- Website and app data records -
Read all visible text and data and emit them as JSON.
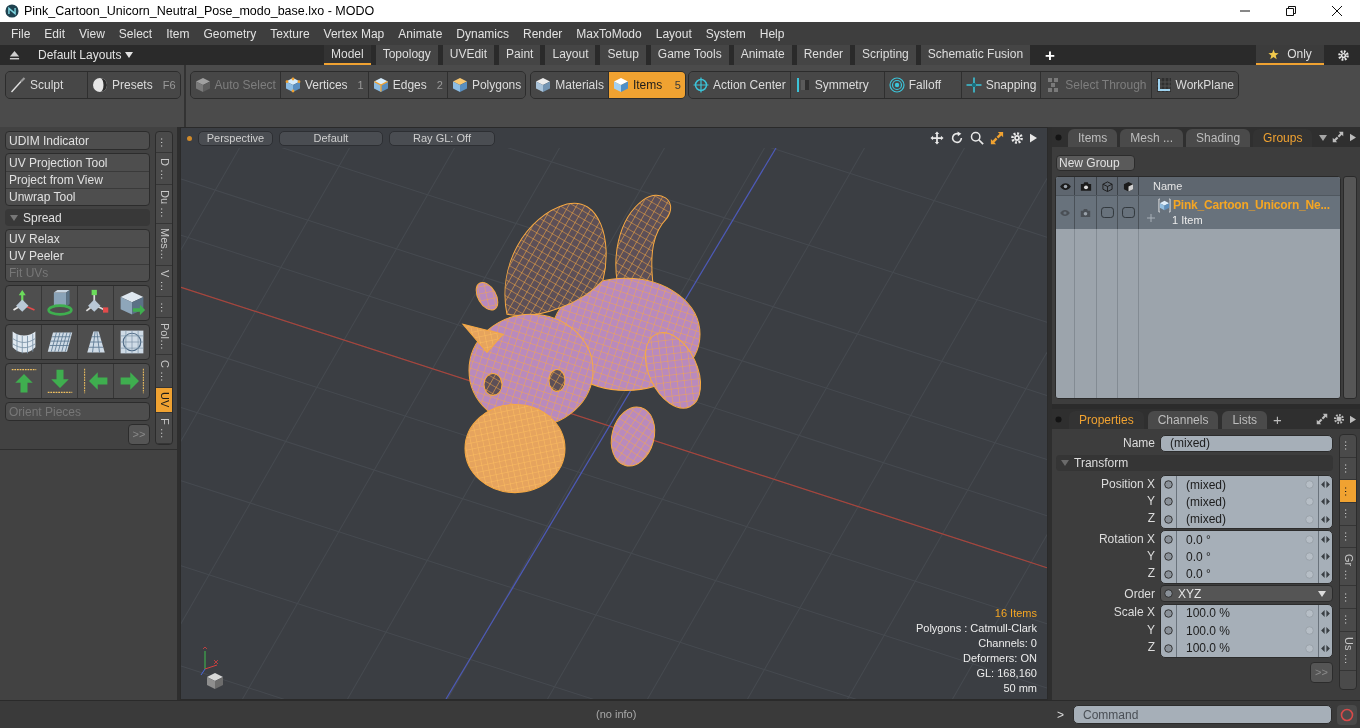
{
  "window": {
    "title": "Pink_Cartoon_Unicorn_Neutral_Pose_modo_base.lxo - MODO"
  },
  "menu": [
    "File",
    "Edit",
    "View",
    "Select",
    "Item",
    "Geometry",
    "Texture",
    "Vertex Map",
    "Animate",
    "Dynamics",
    "Render",
    "MaxToModo",
    "Layout",
    "System",
    "Help"
  ],
  "layout_bar": {
    "layouts": "Default Layouts",
    "tabs": [
      {
        "label": "Model",
        "selected": true
      },
      {
        "label": "Topology",
        "selected": false
      },
      {
        "label": "UVEdit",
        "selected": false
      },
      {
        "label": "Paint",
        "selected": false
      },
      {
        "label": "Layout",
        "selected": false
      },
      {
        "label": "Setup",
        "selected": false
      },
      {
        "label": "Game Tools",
        "selected": false
      },
      {
        "label": "Animate",
        "selected": false
      },
      {
        "label": "Render",
        "selected": false
      },
      {
        "label": "Scripting",
        "selected": false
      },
      {
        "label": "Schematic Fusion",
        "selected": false
      }
    ],
    "add": "+",
    "filter": {
      "label": "Only",
      "selected": true
    }
  },
  "toolbar": {
    "groups": [
      {
        "tools": [
          {
            "label": "Sculpt",
            "selected": false,
            "disabled": false
          },
          {
            "label": "Presets",
            "shortcut": "F6",
            "selected": false,
            "disabled": false
          }
        ]
      },
      {
        "tools": [
          {
            "label": "Auto Select",
            "selected": false,
            "disabled": true
          },
          {
            "label": "Vertices",
            "shortcut": "1",
            "selected": false,
            "disabled": false
          },
          {
            "label": "Edges",
            "shortcut": "2",
            "selected": false,
            "disabled": false
          },
          {
            "label": "Polygons",
            "selected": false,
            "disabled": false
          }
        ]
      },
      {
        "tools": [
          {
            "label": "Materials",
            "selected": false,
            "disabled": false
          },
          {
            "label": "Items",
            "shortcut": "5",
            "selected": true,
            "disabled": false
          }
        ]
      },
      {
        "tools": [
          {
            "label": "Action Center",
            "selected": false,
            "disabled": false
          },
          {
            "label": "Symmetry",
            "selected": false,
            "disabled": false
          },
          {
            "label": "Falloff",
            "selected": false,
            "disabled": false
          },
          {
            "label": "Snapping",
            "selected": false,
            "disabled": false
          },
          {
            "label": "Select Through",
            "selected": false,
            "disabled": true
          },
          {
            "label": "WorkPlane",
            "selected": false,
            "disabled": false
          }
        ]
      }
    ]
  },
  "tool_panel": {
    "groups": [
      {
        "kind": "buttons",
        "items": [
          {
            "label": "UDIM Indicator",
            "disabled": false
          }
        ]
      },
      {
        "kind": "buttons",
        "items": [
          {
            "label": "UV Projection Tool",
            "disabled": false
          },
          {
            "label": "Project from View",
            "disabled": false
          },
          {
            "label": "Unwrap Tool",
            "disabled": false
          }
        ]
      },
      {
        "kind": "section",
        "label": "Spread",
        "expanded": true
      },
      {
        "kind": "buttons",
        "items": [
          {
            "label": "UV Relax",
            "disabled": false
          },
          {
            "label": "UV Peeler",
            "disabled": false
          },
          {
            "label": "Fit UVs",
            "disabled": true
          }
        ]
      },
      {
        "kind": "icon_grid"
      },
      {
        "kind": "buttons",
        "items": [
          {
            "label": "Orient Pieces",
            "disabled": true
          }
        ]
      }
    ],
    "more": ">>",
    "side_tabs": [
      {
        "label": "…",
        "selected": false
      },
      {
        "label": "D …",
        "selected": false
      },
      {
        "label": "Du …",
        "selected": false
      },
      {
        "label": "Mes…",
        "selected": false
      },
      {
        "label": "V …",
        "selected": false
      },
      {
        "label": "…",
        "selected": false
      },
      {
        "label": "Pol…",
        "selected": false
      },
      {
        "label": "C …",
        "selected": false
      },
      {
        "label": "UV",
        "selected": true
      },
      {
        "label": "F …",
        "selected": false
      }
    ]
  },
  "viewport": {
    "buttons": [
      "Perspective",
      "Default",
      "Ray GL: Off"
    ],
    "stats": [
      {
        "text": "16 Items",
        "highlight": true
      },
      {
        "text": "Polygons : Catmull-Clark",
        "highlight": false
      },
      {
        "text": "Channels: 0",
        "highlight": false
      },
      {
        "text": "Deformers: ON",
        "highlight": false
      },
      {
        "text": "GL: 168,160",
        "highlight": false
      },
      {
        "text": "50 mm",
        "highlight": false
      }
    ]
  },
  "groups_panel": {
    "tabs": [
      {
        "label": "Items",
        "selected": false
      },
      {
        "label": "Mesh ...",
        "selected": false
      },
      {
        "label": "Shading",
        "selected": false
      },
      {
        "label": "Groups",
        "selected": true
      }
    ],
    "new_group": "New Group",
    "columns": [
      "Name"
    ],
    "rows": [
      {
        "name": "Pink_Cartoon_Unicorn_Ne...",
        "detail": "1 Item",
        "expanded": false
      }
    ]
  },
  "properties": {
    "tabs": [
      {
        "label": "Properties",
        "selected": true
      },
      {
        "label": "Channels",
        "selected": false
      },
      {
        "label": "Lists",
        "selected": false
      }
    ],
    "add": "+",
    "name": {
      "label": "Name",
      "value": "(mixed)"
    },
    "section": {
      "label": "Transform",
      "expanded": true
    },
    "fields": [
      {
        "kind": "vector",
        "rows": [
          {
            "label": "Position X",
            "value": "(mixed)"
          },
          {
            "label": "Y",
            "value": "(mixed)"
          },
          {
            "label": "Z",
            "value": "(mixed)"
          }
        ]
      },
      {
        "kind": "vector",
        "rows": [
          {
            "label": "Rotation X",
            "value": "0.0 °"
          },
          {
            "label": "Y",
            "value": "0.0 °"
          },
          {
            "label": "Z",
            "value": "0.0 °"
          }
        ]
      },
      {
        "kind": "dropdown",
        "label": "Order",
        "value": "XYZ"
      },
      {
        "kind": "vector",
        "rows": [
          {
            "label": "Scale X",
            "value": "100.0 %"
          },
          {
            "label": "Y",
            "value": "100.0 %"
          },
          {
            "label": "Z",
            "value": "100.0 %"
          }
        ]
      }
    ],
    "more": ">>",
    "side_tabs": [
      {
        "label": "…",
        "selected": false
      },
      {
        "label": "…",
        "selected": false
      },
      {
        "label": "…",
        "selected": true
      },
      {
        "label": "…",
        "selected": false
      },
      {
        "label": "…",
        "selected": false
      },
      {
        "label": "Gr …",
        "selected": false
      },
      {
        "label": "…",
        "selected": false
      },
      {
        "label": "…",
        "selected": false
      },
      {
        "label": "Us …",
        "selected": false
      }
    ]
  },
  "status_bar": {
    "info": "(no info)",
    "command": {
      "prompt": ">",
      "placeholder": "Command"
    }
  }
}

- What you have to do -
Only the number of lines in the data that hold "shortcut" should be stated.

- Response -
4